Requirement: Copy, from the data below, each line that has the word "text".

++++ Working data ++++

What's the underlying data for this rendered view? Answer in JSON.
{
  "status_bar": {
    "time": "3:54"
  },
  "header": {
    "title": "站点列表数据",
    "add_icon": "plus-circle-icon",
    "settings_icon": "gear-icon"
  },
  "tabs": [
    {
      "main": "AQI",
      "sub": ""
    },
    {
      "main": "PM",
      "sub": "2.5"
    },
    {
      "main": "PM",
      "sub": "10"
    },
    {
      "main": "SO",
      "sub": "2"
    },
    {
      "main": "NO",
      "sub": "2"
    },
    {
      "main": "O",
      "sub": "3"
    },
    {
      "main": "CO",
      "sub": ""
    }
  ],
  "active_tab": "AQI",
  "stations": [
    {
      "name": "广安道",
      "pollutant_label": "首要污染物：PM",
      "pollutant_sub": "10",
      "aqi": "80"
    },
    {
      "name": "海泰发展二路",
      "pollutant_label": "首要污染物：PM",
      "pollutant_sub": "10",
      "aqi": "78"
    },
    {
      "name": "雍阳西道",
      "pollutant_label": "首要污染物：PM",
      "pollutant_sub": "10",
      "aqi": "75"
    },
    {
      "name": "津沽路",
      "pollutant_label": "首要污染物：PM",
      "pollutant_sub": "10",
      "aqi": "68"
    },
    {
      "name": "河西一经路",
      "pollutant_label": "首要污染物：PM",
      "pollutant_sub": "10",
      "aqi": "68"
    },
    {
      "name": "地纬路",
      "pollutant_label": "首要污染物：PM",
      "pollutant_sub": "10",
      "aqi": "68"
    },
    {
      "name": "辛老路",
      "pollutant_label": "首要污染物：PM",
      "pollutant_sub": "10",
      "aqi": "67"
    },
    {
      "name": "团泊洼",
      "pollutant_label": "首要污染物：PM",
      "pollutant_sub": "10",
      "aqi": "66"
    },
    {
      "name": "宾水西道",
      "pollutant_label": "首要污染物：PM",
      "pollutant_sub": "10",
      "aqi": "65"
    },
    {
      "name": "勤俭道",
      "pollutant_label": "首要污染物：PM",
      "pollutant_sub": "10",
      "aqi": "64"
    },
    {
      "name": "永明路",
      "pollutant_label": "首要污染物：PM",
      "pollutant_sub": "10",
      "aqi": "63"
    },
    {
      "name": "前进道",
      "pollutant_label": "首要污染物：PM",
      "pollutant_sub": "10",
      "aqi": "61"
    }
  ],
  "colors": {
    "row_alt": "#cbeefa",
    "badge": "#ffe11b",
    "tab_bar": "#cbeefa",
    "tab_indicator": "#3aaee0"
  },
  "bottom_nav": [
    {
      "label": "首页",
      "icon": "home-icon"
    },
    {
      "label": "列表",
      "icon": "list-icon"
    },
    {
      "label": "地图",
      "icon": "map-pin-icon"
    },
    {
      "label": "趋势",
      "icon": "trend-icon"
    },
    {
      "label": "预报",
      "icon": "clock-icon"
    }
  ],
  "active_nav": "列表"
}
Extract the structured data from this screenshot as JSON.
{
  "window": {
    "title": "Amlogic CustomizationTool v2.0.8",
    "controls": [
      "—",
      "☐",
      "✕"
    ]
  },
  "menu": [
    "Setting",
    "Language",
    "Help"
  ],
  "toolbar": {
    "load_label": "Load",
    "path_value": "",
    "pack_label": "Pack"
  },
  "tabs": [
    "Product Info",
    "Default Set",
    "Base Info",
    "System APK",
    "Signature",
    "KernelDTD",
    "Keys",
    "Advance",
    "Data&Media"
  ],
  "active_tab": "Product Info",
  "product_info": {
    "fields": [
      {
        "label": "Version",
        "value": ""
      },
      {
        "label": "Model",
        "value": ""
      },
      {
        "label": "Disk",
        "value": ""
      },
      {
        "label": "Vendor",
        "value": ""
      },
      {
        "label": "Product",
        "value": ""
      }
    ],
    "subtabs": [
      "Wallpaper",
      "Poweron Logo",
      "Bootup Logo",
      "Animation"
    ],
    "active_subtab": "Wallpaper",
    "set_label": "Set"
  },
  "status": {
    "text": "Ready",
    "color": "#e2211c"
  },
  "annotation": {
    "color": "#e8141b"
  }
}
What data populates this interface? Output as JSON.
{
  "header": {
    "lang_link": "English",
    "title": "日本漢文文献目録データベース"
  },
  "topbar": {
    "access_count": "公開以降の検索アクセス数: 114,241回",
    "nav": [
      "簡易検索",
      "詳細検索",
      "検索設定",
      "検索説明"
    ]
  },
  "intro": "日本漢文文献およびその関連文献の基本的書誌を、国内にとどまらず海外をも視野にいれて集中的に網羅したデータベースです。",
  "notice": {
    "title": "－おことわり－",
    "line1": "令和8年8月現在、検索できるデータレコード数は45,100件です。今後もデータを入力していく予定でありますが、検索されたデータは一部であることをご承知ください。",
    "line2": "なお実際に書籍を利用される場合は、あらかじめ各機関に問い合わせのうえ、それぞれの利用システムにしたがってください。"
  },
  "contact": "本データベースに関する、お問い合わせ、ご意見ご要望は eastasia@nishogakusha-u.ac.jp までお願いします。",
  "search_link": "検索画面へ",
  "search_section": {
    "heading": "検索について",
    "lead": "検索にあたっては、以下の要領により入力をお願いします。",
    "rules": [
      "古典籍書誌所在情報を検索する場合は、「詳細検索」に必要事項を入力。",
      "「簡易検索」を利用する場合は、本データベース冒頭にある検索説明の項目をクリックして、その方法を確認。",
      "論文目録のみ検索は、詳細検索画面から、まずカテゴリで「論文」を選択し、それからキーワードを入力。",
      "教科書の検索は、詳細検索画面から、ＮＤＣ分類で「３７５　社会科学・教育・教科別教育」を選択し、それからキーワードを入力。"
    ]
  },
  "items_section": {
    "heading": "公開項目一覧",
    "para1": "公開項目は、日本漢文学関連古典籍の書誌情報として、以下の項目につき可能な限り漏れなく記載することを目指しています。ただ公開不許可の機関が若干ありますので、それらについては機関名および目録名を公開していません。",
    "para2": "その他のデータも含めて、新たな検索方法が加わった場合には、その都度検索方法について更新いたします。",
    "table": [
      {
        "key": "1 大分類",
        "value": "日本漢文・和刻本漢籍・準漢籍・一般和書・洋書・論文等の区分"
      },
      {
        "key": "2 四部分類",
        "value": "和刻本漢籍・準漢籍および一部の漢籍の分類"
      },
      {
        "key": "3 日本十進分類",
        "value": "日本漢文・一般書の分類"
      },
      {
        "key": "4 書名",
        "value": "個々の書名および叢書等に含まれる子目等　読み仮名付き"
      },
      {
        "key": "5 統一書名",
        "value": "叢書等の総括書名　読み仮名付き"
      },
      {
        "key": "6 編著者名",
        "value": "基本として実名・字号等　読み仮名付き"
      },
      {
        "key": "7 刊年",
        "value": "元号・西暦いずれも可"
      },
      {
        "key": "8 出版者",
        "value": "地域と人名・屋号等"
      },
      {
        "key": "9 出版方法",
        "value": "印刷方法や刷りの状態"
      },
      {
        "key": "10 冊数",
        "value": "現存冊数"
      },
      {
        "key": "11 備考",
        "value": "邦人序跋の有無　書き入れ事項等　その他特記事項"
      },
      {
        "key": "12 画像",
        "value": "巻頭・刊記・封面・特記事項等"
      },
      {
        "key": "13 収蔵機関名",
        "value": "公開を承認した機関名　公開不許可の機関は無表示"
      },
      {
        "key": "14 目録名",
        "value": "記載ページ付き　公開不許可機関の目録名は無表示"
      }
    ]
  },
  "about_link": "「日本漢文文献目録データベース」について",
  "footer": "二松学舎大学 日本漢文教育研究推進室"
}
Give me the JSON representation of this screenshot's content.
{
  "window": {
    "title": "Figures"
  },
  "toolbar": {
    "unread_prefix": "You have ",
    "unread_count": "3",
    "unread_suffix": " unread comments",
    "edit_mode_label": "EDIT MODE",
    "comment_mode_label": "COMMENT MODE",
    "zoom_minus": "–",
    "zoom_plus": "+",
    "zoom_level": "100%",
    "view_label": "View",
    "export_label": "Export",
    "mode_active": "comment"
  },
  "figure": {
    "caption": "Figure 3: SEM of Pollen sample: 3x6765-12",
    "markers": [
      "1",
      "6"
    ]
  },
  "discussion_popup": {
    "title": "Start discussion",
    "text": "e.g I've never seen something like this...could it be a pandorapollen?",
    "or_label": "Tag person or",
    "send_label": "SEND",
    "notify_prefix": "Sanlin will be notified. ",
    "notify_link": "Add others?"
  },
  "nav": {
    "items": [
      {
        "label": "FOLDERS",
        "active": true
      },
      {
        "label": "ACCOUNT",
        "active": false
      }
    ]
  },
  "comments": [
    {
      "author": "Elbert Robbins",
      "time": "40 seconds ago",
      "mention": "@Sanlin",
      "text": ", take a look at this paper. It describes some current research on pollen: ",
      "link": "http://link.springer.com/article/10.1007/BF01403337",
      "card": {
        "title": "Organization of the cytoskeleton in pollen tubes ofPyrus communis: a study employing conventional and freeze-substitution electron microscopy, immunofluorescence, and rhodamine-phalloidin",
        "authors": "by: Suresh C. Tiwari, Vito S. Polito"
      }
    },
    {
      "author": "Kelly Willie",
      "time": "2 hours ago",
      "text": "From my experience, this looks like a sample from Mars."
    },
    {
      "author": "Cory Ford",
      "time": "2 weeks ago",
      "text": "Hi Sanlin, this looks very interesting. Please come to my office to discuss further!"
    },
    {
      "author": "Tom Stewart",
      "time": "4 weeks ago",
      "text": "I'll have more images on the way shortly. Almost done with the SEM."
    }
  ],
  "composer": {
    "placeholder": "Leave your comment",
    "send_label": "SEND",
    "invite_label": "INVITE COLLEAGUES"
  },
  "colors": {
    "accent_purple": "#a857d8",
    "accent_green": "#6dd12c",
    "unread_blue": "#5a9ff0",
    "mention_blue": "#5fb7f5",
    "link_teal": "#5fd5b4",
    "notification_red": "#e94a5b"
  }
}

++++

Answer space:
    "text": "Ready",
    "text": "e.g I've never seen something like this...could it be a pandorapollen?",
      "text": ", take a look at this paper. It describes some current research on pollen: ",
      "text": "From my experience, this looks like a sample from Mars."
      "text": "Hi Sanlin, this looks very interesting. Please come to my office to discuss further!"
      "text": "I'll have more images on the way shortly. Almost done with the SEM."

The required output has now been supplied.